$object instanceof ClassName;    // <- identifier for the class
share|improve this answer
Why was is_a undeprecated? –  Theodore R. Smith May 23 '12 at 23:38
@theodore-r-smith According to the documentation it "has been undeprecated by popular request" php.net/manual/en/migration53.undeprecated.php –  Janci Oct 22 '12 at 14:51
instanceof can take either a string as parameter, object, or an identifier (class name written without quotes) @ircmaxell - can you provide an example for string as parameter ? –  danip Jan 22 '13 at 18:57
@danip $class = 'Foo'; var_dump($obj instanceof $class); –  ircmaxell Jan 22 '13 at 20:01
One more thing to note about is_a vs the instanceof operator is that is_a will accept expressions for the second parameter, while instanceof wont. For example is_a($object, 'Prefix_'.$name) works while $object instanceof 'Prefix_'.$name doesn't –  Evan Purkhiser Mar 25 '13 at 5:38

Here is performance results of is_a() and instanceof:

Test name       Repeats         Result          Performance     
instanceof      10000           0.028343 sec    +0.00%
is_a()          10000           0.043927 sec    -54.98%

Test source is here.

share|improve this answer

instanceof can be used with other object instances, the class's name, or an interface. I don't think that is_a() works with interfaces (only a string representing a class name), but correct me if it does. (Update: See https://gist.github.com/1455148)

Example from php.net:

interface MyInterface

class MyClass implements MyInterface

$a = new MyClass;
$b = new MyClass;
$c = 'MyClass';
$d = 'NotMyClass';
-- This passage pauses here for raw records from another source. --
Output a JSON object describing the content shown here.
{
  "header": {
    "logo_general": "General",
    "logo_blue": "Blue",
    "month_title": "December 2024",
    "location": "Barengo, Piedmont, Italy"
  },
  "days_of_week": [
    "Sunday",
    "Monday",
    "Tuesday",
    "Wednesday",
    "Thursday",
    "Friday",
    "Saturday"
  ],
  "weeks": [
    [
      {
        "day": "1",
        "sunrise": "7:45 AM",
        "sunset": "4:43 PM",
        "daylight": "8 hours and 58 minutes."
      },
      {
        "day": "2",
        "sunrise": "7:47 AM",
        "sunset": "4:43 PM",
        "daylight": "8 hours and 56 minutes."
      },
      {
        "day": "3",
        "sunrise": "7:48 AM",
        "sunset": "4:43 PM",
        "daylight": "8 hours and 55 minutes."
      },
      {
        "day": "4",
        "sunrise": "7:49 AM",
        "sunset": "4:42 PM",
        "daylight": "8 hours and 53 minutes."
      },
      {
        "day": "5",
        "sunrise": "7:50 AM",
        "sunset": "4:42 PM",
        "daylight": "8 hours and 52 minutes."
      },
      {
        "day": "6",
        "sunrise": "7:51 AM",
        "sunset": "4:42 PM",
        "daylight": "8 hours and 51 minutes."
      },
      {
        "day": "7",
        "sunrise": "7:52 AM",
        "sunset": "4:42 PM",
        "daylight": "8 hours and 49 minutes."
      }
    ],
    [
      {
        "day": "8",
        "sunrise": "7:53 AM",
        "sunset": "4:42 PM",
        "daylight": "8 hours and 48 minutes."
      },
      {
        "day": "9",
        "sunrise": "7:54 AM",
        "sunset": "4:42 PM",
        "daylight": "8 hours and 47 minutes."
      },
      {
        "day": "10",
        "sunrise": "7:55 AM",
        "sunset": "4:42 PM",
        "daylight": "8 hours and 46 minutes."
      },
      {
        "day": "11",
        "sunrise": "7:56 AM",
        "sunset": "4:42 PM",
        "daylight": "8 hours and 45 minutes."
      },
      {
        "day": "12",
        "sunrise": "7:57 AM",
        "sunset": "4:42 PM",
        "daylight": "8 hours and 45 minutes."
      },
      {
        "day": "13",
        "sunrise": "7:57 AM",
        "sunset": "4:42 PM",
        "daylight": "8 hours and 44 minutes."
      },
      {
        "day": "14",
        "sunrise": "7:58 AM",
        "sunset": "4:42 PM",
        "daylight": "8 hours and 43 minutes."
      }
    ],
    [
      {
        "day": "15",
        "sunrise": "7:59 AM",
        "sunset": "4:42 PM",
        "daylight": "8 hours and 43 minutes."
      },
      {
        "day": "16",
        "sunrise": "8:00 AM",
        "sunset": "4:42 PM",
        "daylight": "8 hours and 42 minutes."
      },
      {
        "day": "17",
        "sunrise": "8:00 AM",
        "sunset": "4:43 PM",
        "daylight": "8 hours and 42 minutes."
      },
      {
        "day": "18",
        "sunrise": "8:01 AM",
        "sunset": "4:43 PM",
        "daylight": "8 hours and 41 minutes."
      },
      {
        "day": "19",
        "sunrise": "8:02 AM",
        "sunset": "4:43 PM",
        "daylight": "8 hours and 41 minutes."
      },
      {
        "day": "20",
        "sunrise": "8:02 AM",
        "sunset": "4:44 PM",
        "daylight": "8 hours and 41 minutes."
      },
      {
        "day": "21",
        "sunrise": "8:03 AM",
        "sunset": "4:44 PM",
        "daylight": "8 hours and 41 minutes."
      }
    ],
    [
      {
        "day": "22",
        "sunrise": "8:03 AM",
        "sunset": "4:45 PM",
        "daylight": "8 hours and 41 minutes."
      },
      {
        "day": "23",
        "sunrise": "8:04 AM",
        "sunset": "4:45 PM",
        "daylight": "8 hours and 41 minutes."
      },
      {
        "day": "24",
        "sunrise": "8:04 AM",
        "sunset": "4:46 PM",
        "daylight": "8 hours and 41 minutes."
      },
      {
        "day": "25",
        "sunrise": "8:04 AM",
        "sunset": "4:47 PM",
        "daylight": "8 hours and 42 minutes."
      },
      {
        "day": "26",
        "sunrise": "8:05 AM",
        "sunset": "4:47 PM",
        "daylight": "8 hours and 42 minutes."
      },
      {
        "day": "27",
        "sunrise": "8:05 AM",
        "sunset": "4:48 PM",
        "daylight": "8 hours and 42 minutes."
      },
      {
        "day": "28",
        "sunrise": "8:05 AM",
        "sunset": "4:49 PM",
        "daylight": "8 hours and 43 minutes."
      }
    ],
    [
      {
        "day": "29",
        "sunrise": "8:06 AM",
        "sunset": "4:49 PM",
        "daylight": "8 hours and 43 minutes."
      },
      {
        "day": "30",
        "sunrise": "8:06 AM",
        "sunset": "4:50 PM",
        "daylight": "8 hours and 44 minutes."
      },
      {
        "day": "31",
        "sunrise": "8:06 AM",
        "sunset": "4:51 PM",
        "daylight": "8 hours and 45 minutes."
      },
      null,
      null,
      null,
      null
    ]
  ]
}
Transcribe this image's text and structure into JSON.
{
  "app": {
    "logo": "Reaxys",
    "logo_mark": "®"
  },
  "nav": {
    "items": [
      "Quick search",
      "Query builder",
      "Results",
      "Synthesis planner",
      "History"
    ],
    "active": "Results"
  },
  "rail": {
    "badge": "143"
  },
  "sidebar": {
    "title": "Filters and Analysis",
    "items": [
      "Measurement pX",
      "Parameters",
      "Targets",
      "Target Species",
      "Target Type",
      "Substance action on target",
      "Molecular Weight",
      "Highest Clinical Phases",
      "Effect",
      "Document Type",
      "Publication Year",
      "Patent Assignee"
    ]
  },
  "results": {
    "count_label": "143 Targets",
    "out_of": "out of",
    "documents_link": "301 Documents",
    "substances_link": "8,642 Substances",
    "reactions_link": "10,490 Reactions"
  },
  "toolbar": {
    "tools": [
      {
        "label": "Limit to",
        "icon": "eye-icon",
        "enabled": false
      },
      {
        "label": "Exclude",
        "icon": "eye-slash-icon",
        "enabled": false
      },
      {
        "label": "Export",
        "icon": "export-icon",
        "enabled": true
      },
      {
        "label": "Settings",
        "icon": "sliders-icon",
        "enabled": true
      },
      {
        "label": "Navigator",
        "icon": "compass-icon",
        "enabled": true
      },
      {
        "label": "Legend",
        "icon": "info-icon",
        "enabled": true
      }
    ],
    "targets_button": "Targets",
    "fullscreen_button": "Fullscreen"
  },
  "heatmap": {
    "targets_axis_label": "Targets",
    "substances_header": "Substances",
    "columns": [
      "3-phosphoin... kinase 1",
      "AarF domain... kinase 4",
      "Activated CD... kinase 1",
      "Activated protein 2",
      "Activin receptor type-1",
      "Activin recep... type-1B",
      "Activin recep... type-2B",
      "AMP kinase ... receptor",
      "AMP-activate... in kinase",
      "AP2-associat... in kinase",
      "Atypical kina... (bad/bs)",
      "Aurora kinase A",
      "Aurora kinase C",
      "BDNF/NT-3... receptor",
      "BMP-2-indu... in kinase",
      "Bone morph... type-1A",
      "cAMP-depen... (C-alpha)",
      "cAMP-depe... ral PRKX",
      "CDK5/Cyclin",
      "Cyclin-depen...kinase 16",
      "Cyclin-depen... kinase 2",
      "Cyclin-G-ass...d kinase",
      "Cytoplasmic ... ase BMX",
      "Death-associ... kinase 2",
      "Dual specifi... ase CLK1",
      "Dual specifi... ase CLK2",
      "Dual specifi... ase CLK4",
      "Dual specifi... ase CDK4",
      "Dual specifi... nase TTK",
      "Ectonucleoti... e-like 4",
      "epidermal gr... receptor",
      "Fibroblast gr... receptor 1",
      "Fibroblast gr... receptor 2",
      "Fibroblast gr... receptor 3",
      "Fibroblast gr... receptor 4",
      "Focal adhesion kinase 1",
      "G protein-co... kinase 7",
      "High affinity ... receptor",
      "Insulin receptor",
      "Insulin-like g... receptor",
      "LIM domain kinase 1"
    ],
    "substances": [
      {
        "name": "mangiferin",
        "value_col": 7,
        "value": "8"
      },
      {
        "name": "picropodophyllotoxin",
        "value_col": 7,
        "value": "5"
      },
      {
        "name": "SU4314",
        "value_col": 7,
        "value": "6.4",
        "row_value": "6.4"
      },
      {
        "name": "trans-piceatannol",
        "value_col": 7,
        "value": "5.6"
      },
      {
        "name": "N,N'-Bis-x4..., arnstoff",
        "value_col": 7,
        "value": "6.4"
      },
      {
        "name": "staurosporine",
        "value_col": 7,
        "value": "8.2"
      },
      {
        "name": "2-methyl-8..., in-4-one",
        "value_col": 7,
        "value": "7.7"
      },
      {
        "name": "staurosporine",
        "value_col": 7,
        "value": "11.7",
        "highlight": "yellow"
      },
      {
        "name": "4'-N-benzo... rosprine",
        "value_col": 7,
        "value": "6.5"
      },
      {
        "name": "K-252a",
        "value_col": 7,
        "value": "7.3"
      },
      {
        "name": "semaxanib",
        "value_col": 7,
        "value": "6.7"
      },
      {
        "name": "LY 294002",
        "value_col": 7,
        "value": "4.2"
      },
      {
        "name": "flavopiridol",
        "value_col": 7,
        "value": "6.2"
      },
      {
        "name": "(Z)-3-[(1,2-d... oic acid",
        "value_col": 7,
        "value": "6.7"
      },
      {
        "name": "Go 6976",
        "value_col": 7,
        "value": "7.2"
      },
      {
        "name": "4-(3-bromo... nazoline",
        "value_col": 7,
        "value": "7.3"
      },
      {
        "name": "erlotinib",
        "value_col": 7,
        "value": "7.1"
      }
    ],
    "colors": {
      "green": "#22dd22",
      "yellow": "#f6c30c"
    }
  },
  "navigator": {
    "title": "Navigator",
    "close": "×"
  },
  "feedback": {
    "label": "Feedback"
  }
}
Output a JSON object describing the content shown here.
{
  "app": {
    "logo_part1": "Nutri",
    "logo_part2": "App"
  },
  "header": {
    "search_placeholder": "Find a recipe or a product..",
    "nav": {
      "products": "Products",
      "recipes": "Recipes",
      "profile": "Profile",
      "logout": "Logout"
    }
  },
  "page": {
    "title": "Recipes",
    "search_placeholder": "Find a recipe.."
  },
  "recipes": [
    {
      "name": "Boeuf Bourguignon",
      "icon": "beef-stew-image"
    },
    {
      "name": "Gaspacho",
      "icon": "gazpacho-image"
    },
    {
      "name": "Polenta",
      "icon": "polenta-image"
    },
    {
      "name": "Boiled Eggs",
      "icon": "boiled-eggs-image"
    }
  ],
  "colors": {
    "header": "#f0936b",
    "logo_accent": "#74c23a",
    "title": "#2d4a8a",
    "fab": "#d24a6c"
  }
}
var_dump($a instanceof $b); // $b is an object of class MyClass
var_dump($a instanceof $c); // $c is a string 'MyClass'
var_dump($a instanceof $d); // $d is a string 'NotMyClass'


share|improve this answer
is_a does work with interfaces the same way as instanceof (I was going to say the same thing, but I checked it before submitting, and it does indeed work)... –  ircmaxell Jun 10 '10 at 19:27
-1 please summarize the update rather than just linking to a gist. That is unhelpful for people trying to learn. –  Erick Robertson Dec 26 '13 at 19:15

In regards to ChrisF's answer, is_a() is no longer deprecated as of PHP 5.3.0. I find it's always safer to go by the official source for things like this.

With regards to your question, Daniel, I can't say about the performance differences, but part of it will come down to readibility and which you find easier to work with.

Also, there is some discussion about the confusion around negating an instanceof check vs is_a(). For example, for instanceof you would do:

<?php if( !($a instanceof A) ) { //... } ?>

vs the following for is_a():

<?php if( !is_a($a, 'A' ) { //... } ?>


<?php if( is_a($a, 'A') === FALSE) { //... } ?>

Edit Looks like ChrisF deleted his answer, but the first part of my answer still stands.

share|improve this answer

I can't speak for performance -- I haven't measured anything yet -- but depending on what you are attempting, there are limitations with instanceof. Check out my question, just recently, about it:


I've ended up using is_a instead. I like the structure of instanceof better (I think it reads nicer) and will continue to use it where I can.

share|improve this answer

Here are performance results obtained from here:

instanceof is faster.


function method_1($a = null) { 
    return is_object($a) && is_a($a, 'Example');

function method_2($a = null) {
    return is_a((object) $a, 'Example');

function method_3($a = null) {
    return $a instanceof 'Example';

Times (run 5000 times each)

0.00573397 // method_1(5) 
0.01437402 // method_2(5) 
0.00376201 // method_3(5)
share|improve this answer

Your Answer


By posting your answer, you agree to the privacy policy and terms of service.

Not the answer you're looking for? Browse other questions tagged or ask your own question.